**Work instruction**: In the records below, find each line with "gift" and copy it.

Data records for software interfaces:
----------------------------------------

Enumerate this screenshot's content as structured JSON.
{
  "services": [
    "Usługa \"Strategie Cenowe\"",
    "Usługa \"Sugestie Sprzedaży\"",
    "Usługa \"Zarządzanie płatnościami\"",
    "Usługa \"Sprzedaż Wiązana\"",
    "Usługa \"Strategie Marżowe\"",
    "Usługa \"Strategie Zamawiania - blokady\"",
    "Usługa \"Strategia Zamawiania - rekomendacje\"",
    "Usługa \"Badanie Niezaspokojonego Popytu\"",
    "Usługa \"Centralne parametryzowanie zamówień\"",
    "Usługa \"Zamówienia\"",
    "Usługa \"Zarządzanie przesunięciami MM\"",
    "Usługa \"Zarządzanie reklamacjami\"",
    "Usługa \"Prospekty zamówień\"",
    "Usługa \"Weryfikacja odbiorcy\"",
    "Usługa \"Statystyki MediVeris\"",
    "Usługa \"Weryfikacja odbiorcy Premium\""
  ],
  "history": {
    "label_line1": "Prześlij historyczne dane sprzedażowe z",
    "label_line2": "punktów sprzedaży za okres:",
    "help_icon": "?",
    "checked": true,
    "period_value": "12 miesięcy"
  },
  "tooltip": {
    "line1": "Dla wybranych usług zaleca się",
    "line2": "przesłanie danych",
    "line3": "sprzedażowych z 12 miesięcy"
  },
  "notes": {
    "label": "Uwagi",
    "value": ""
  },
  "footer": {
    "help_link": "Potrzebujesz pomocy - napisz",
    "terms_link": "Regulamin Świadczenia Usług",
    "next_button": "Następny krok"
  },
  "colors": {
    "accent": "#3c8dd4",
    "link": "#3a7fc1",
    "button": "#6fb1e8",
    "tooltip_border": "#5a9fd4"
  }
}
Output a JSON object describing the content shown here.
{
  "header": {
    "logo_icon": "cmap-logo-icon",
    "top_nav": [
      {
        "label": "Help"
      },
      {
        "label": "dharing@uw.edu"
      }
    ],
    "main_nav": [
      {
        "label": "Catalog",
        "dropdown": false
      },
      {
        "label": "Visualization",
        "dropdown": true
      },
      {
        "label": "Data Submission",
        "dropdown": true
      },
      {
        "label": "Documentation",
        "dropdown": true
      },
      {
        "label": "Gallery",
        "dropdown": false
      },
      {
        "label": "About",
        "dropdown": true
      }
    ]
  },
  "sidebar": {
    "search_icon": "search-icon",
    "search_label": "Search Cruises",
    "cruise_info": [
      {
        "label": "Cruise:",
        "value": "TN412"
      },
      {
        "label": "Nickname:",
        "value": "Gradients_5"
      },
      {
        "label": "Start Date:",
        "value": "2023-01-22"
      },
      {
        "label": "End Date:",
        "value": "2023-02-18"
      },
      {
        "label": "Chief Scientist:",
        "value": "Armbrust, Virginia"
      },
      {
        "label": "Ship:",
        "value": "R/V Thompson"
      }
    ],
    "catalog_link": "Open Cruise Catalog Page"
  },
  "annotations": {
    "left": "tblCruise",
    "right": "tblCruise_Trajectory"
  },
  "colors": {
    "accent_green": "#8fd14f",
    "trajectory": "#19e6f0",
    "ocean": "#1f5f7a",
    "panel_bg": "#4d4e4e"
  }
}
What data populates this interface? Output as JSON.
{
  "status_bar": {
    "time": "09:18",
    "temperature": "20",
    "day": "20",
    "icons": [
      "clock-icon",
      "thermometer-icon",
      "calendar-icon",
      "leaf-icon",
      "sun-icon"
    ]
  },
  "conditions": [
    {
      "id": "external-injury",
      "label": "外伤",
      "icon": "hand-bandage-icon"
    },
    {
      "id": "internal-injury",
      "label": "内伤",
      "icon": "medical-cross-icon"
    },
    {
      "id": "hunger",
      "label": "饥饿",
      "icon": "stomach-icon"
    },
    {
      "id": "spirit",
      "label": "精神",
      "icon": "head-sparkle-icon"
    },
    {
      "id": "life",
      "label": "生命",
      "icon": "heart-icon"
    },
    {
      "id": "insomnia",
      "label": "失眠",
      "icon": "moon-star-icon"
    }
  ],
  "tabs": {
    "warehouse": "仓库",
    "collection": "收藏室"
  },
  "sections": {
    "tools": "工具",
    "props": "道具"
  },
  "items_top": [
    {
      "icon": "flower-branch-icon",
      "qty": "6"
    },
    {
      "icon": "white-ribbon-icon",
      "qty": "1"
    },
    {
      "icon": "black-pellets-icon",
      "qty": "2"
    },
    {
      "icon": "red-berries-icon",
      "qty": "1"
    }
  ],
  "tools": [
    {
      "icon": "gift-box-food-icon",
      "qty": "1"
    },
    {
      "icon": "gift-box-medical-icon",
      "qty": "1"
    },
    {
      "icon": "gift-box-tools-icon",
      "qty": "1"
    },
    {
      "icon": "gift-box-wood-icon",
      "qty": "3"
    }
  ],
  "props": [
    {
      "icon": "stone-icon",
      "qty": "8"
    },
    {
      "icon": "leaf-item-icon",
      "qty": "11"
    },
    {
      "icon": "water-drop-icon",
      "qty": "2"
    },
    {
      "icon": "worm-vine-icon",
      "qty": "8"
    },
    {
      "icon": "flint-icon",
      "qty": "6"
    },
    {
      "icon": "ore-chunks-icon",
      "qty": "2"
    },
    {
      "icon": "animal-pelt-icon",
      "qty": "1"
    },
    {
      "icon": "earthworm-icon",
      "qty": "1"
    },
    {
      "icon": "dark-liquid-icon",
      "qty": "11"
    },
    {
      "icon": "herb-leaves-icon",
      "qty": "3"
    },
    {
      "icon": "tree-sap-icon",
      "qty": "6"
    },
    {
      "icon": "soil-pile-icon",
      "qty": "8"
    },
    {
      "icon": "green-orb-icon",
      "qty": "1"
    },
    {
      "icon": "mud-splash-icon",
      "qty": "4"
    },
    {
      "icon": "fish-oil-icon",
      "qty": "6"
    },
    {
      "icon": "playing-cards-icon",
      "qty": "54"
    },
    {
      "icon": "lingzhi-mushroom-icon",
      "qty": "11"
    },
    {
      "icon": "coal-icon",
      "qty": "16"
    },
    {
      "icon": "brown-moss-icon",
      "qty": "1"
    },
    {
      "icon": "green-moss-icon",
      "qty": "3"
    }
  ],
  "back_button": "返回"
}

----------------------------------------

**Answer space**:
      "icon": "gift-box-food-icon",
      "icon": "gift-box-medical-icon",
      "icon": "gift-box-tools-icon",
      "icon": "gift-box-wood-icon",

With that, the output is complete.